Noun[edit]

inopia f (plural inopie)

  1. poverty

Synonyms[edit]

Anagrams[edit]


Latin[edit]

Pronunciation[edit]

Noun[edit]

inopia f (genitive inopiae); first declension

  1. want, lack, scarcity, need

Inflection[edit]

First declension.

Case Singular Plural
nominative inopia inopiae
genitive inopiae inopiārum
dative inopiae inopiīs
accusative inopiam inopiās
ablative inopiā inopiīs
vocative inopia inopiae

Adjective[edit]

inopia

  1. nominative neuter plural of inops
  2. accusative neuter plural of inops
  3. vocative neuter plural of inops

References[edit]

  • inopia in Charlton T. Lewis and Charles Short (1879) A Latin Dictionary, Oxford: Clarendon Press
  • inopia in Charlton T. Lewis (1891) An Elementary Latin Dictionary, New York: Harper & Brothers
  • inopia” in Félix Gaffiot’s Dictionnaire Illustré Latin-Français, Hachette (1934)
  • Carl Meissner; Henry William Auden (1894) Latin Phrase-Book[1], London: Macmillan and Co.
    • to be reduced to (abject) poverty: ad egestatem, ad inopiam (summam omnium rerum) redigi
    • (ambiguous) to suffer from want of a thing: inopia alicuius rei laborare, premi
    • (ambiguous) richness of ideas: crebritas or copia (opp. inopia) sententiarum or simply copia
    • (ambiguous) poverty of expression: inopia verborum
    • (ambiguous) want of corn; scarcity in the corn-market: inopia (opp. copia) rei frumentariae

Spanish[edit]

Etymology[edit]

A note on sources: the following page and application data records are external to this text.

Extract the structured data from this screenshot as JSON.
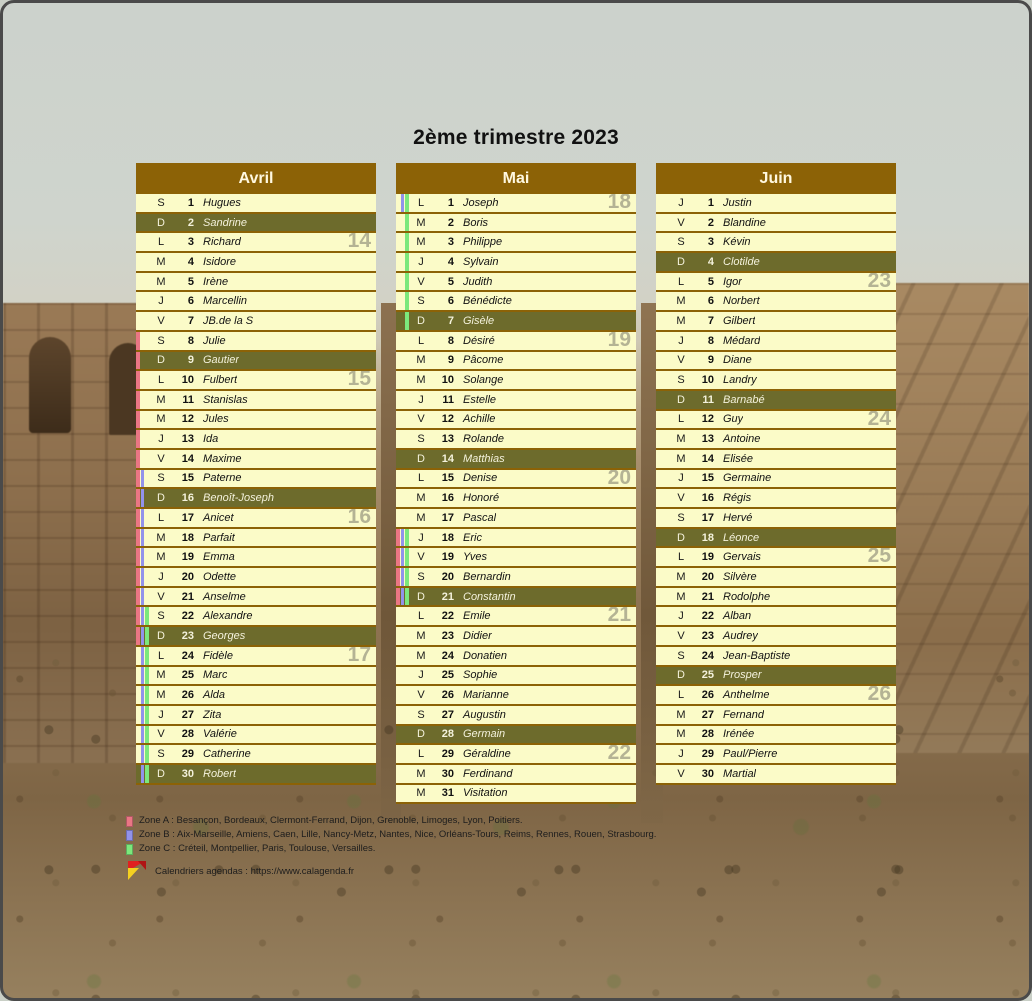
{
  "title": "2ème trimestre 2023",
  "colors": {
    "header_brown": "#8c6206",
    "day_bg": "#fbfbc8",
    "sunday_bg": "#6d6b2c",
    "zone_a": "#ea7684",
    "zone_b": "#9292ea",
    "zone_c": "#7ce87c",
    "week_number": "#6e6c60"
  },
  "months": [
    {
      "name": "Avril",
      "days": [
        {
          "dow": "S",
          "num": "1",
          "saint": "Hugues",
          "week": "",
          "zones": []
        },
        {
          "dow": "D",
          "num": "2",
          "saint": "Sandrine",
          "week": "",
          "zones": []
        },
        {
          "dow": "L",
          "num": "3",
          "saint": "Richard",
          "week": "14",
          "zones": []
        },
        {
          "dow": "M",
          "num": "4",
          "saint": "Isidore",
          "week": "",
          "zones": []
        },
        {
          "dow": "M",
          "num": "5",
          "saint": "Irène",
          "week": "",
          "zones": []
        },
        {
          "dow": "J",
          "num": "6",
          "saint": "Marcellin",
          "week": "",
          "zones": []
        },
        {
          "dow": "V",
          "num": "7",
          "saint": "JB.de la S",
          "week": "",
          "zones": []
        },
        {
          "dow": "S",
          "num": "8",
          "saint": "Julie",
          "week": "",
          "zones": [
            "A"
          ]
        },
        {
          "dow": "D",
          "num": "9",
          "saint": "Gautier",
          "week": "",
          "zones": [
            "A"
          ]
        },
        {
          "dow": "L",
          "num": "10",
          "saint": "Fulbert",
          "week": "15",
          "zones": [
            "A"
          ]
        },
        {
          "dow": "M",
          "num": "11",
          "saint": "Stanislas",
          "week": "",
          "zones": [
            "A"
          ]
        },
        {
          "dow": "M",
          "num": "12",
          "saint": "Jules",
          "week": "",
          "zones": [
            "A"
          ]
        },
        {
          "dow": "J",
          "num": "13",
          "saint": "Ida",
          "week": "",
          "zones": [
            "A"
          ]
        },
        {
          "dow": "V",
          "num": "14",
          "saint": "Maxime",
          "week": "",
          "zones": [
            "A"
          ]
        },
        {
          "dow": "S",
          "num": "15",
          "saint": "Paterne",
          "week": "",
          "zones": [
            "A",
            "B"
          ]
        },
        {
          "dow": "D",
          "num": "16",
          "saint": "Benoît-Joseph",
          "week": "",
          "zones": [
            "A",
            "B"
          ]
        },
        {
          "dow": "L",
          "num": "17",
          "saint": "Anicet",
          "week": "16",
          "zones": [
            "A",
            "B"
          ]
        },
        {
          "dow": "M",
          "num": "18",
          "saint": "Parfait",
          "week": "",
          "zones": [
            "A",
            "B"
          ]
        },
        {
          "dow": "M",
          "num": "19",
          "saint": "Emma",
          "week": "",
          "zones": [
            "A",
            "B"
          ]
        },
        {
          "dow": "J",
          "num": "20",
          "saint": "Odette",
          "week": "",
          "zones": [
            "A",
            "B"
          ]
        },
        {
          "dow": "V",
          "num": "21",
          "saint": "Anselme",
          "week": "",
          "zones": [
            "A",
            "B"
          ]
        },
        {
          "dow": "S",
          "num": "22",
          "saint": "Alexandre",
          "week": "",
          "zones": [
            "A",
            "B",
            "C"
          ]
        },
        {
          "dow": "D",
          "num": "23",
          "saint": "Georges",
          "week": "",
          "zones": [
            "A",
            "B",
            "C"
          ]
        },
        {
          "dow": "L",
          "num": "24",
          "saint": "Fidèle",
          "week": "17",
          "zones": [
            "",
            "B",
            "C"
          ]
        },
        {
          "dow": "M",
          "num": "25",
          "saint": "Marc",
          "week": "",
          "zones": [
            "",
            "B",
            "C"
          ]
        },
        {
          "dow": "M",
          "num": "26",
          "saint": "Alda",
          "week": "",
          "zones": [
            "",
            "B",
            "C"
          ]
        },
        {
          "dow": "J",
          "num": "27",
          "saint": "Zita",
          "week": "",
          "zones": [
            "",
            "B",
            "C"
          ]
        },
        {
          "dow": "V",
          "num": "28",
          "saint": "Valérie",
          "week": "",
          "zones": [
            "",
            "B",
            "C"
          ]
        },
        {
          "dow": "S",
          "num": "29",
          "saint": "Catherine",
          "week": "",
          "zones": [
            "",
            "B",
            "C"
          ]
        },
        {
          "dow": "D",
          "num": "30",
          "saint": "Robert",
          "week": "",
          "zones": [
            "",
            "B",
            "C"
          ]
        }
      ]
    },
    {
      "name": "Mai",
      "days": [
        {
          "dow": "L",
          "num": "1",
          "saint": "Joseph",
          "week": "18",
          "zones": [
            "",
            "B",
            "C"
          ]
        },
        {
          "dow": "M",
          "num": "2",
          "saint": "Boris",
          "week": "",
          "zones": [
            "",
            "",
            "C"
          ]
        },
        {
          "dow": "M",
          "num": "3",
          "saint": "Philippe",
          "week": "",
          "zones": [
            "",
            "",
            "C"
          ]
        },
        {
          "dow": "J",
          "num": "4",
          "saint": "Sylvain",
          "week": "",
          "zones": [
            "",
            "",
            "C"
          ]
        },
        {
          "dow": "V",
          "num": "5",
          "saint": "Judith",
          "week": "",
          "zones": [
            "",
            "",
            "C"
          ]
        },
        {
          "dow": "S",
          "num": "6",
          "saint": "Bénédicte",
          "week": "",
          "zones": [
            "",
            "",
            "C"
          ]
        },
        {
          "dow": "D",
          "num": "7",
          "saint": "Gisèle",
          "week": "",
          "zones": [
            "",
            "",
            "C"
          ]
        },
        {
          "dow": "L",
          "num": "8",
          "saint": "Désiré",
          "week": "19",
          "zones": []
        },
        {
          "dow": "M",
          "num": "9",
          "saint": "Pâcome",
          "week": "",
          "zones": []
        },
        {
          "dow": "M",
          "num": "10",
          "saint": "Solange",
          "week": "",
          "zones": []
        },
        {
          "dow": "J",
          "num": "11",
          "saint": "Estelle",
          "week": "",
          "zones": []
        },
        {
          "dow": "V",
          "num": "12",
          "saint": "Achille",
          "week": "",
          "zones": []
        },
        {
          "dow": "S",
          "num": "13",
          "saint": "Rolande",
          "week": "",
          "zones": []
        },
        {
          "dow": "D",
          "num": "14",
          "saint": "Matthias",
          "week": "",
          "zones": []
        },
        {
          "dow": "L",
          "num": "15",
          "saint": "Denise",
          "week": "20",
          "zones": []
        },
        {
          "dow": "M",
          "num": "16",
          "saint": "Honoré",
          "week": "",
          "zones": []
        },
        {
          "dow": "M",
          "num": "17",
          "saint": "Pascal",
          "week": "",
          "zones": []
        },
        {
          "dow": "J",
          "num": "18",
          "saint": "Eric",
          "week": "",
          "zones": [
            "A",
            "B",
            "C"
          ]
        },
        {
          "dow": "V",
          "num": "19",
          "saint": "Yves",
          "week": "",
          "zones": [
            "A",
            "B",
            "C"
          ]
        },
        {
          "dow": "S",
          "num": "20",
          "saint": "Bernardin",
          "week": "",
          "zones": [
            "A",
            "B",
            "C"
          ]
        },
        {
          "dow": "D",
          "num": "21",
          "saint": "Constantin",
          "week": "",
          "zones": [
            "A",
            "B",
            "C"
          ]
        },
        {
          "dow": "L",
          "num": "22",
          "saint": "Emile",
          "week": "21",
          "zones": []
        },
        {
          "dow": "M",
          "num": "23",
          "saint": "Didier",
          "week": "",
          "zones": []
        },
        {
          "dow": "M",
          "num": "24",
          "saint": "Donatien",
          "week": "",
          "zones": []
        },
        {
          "dow": "J",
          "num": "25",
          "saint": "Sophie",
          "week": "",
          "zones": []
        },
        {
          "dow": "V",
          "num": "26",
          "saint": "Marianne",
          "week": "",
          "zones": []
        },
        {
          "dow": "S",
          "num": "27",
          "saint": "Augustin",
          "week": "",
          "zones": []
        },
        {
          "dow": "D",
          "num": "28",
          "saint": "Germain",
          "week": "",
          "zones": []
        },
        {
          "dow": "L",
          "num": "29",
          "saint": "Géraldine",
          "week": "22",
          "zones": []
        },
        {
          "dow": "M",
          "num": "30",
          "saint": "Ferdinand",
          "week": "",
          "zones": []
        },
        {
          "dow": "M",
          "num": "31",
          "saint": "Visitation",
          "week": "",
          "zones": []
        }
      ]
    },
    {
      "name": "Juin",
      "days": [
        {
          "dow": "J",
          "num": "1",
          "saint": "Justin",
          "week": "",
          "zones": []
        },
        {
          "dow": "V",
          "num": "2",
          "saint": "Blandine",
          "week": "",
          "zones": []
        },
        {
          "dow": "S",
          "num": "3",
          "saint": "Kévin",
          "week": "",
          "zones": []
        },
        {
          "dow": "D",
          "num": "4",
          "saint": "Clotilde",
          "week": "",
          "zones": []
        },
        {
          "dow": "L",
          "num": "5",
          "saint": "Igor",
          "week": "23",
          "zones": []
        },
        {
          "dow": "M",
          "num": "6",
          "saint": "Norbert",
          "week": "",
          "zones": []
        },
        {
          "dow": "M",
          "num": "7",
          "saint": "Gilbert",
          "week": "",
          "zones": []
        },
        {
          "dow": "J",
          "num": "8",
          "saint": "Médard",
          "week": "",
          "zones": []
        },
        {
          "dow": "V",
          "num": "9",
          "saint": "Diane",
          "week": "",
          "zones": []
        },
        {
          "dow": "S",
          "num": "10",
          "saint": "Landry",
          "week": "",
          "zones": []
        },
        {
          "dow": "D",
          "num": "11",
          "saint": "Barnabé",
          "week": "",
          "zones": []
        },
        {
          "dow": "L",
          "num": "12",
          "saint": "Guy",
          "week": "24",
          "zones": []
        },
        {
          "dow": "M",
          "num": "13",
          "saint": "Antoine",
          "week": "",
          "zones": []
        },
        {
          "dow": "M",
          "num": "14",
          "saint": "Elisée",
          "week": "",
          "zones": []
        },
        {
          "dow": "J",
          "num": "15",
          "saint": "Germaine",
          "week": "",
          "zones": []
        },
        {
          "dow": "V",
          "num": "16",
          "saint": "Régis",
          "week": "",
          "zones": []
        },
        {
          "dow": "S",
          "num": "17",
          "saint": "Hervé",
          "week": "",
          "zones": []
        },
        {
          "dow": "D",
          "num": "18",
          "saint": "Léonce",
          "week": "",
          "zones": []
        },
        {
          "dow": "L",
          "num": "19",
          "saint": "Gervais",
          "week": "25",
          "zones": []
        },
        {
          "dow": "M",
          "num": "20",
          "saint": "Silvère",
          "week": "",
          "zones": []
        },
        {
          "dow": "M",
          "num": "21",
          "saint": "Rodolphe",
          "week": "",
          "zones": []
        },
        {
          "dow": "J",
          "num": "22",
          "saint": "Alban",
          "week": "",
          "zones": []
        },
        {
          "dow": "V",
          "num": "23",
          "saint": "Audrey",
          "week": "",
          "zones": []
        },
        {
          "dow": "S",
          "num": "24",
          "saint": "Jean-Baptiste",
          "week": "",
          "zones": []
        },
        {
          "dow": "D",
          "num": "25",
          "saint": "Prosper",
          "week": "",
          "zones": []
        },
        {
          "dow": "L",
          "num": "26",
          "saint": "Anthelme",
          "week": "26",
          "zones": []
        },
        {
          "dow": "M",
          "num": "27",
          "saint": "Fernand",
          "week": "",
          "zones": []
        },
        {
          "dow": "M",
          "num": "28",
          "saint": "Irénée",
          "week": "",
          "zones": []
        },
        {
          "dow": "J",
          "num": "29",
          "saint": "Paul/Pierre",
          "week": "",
          "zones": []
        },
        {
          "dow": "V",
          "num": "30",
          "saint": "Martial",
          "week": "",
          "zones": []
        }
      ]
    }
  ],
  "legend": [
    {
      "zone": "A",
      "color": "#ea7684",
      "text": "Zone A : Besançon, Bordeaux, Clermont-Ferrand, Dijon, Grenoble, Limoges, Lyon, Poitiers."
    },
    {
      "zone": "B",
      "color": "#9292ea",
      "text": "Zone B : Aix-Marseille, Amiens, Caen, Lille, Nancy-Metz, Nantes, Nice, Orléans-Tours, Reims, Rennes, Rouen, Strasbourg."
    },
    {
      "zone": "C",
      "color": "#7ce87c",
      "text": "Zone C : Créteil, Montpellier, Paris, Toulouse, Versailles."
    }
  ],
  "credit": "Calendriers agendas : https://www.calagenda.fr"
}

From Latin inopia.

Pronunciation[edit]

Noun[edit]

inopia f (plural inopias)

  1. indigence, poverty

Synonyms[edit]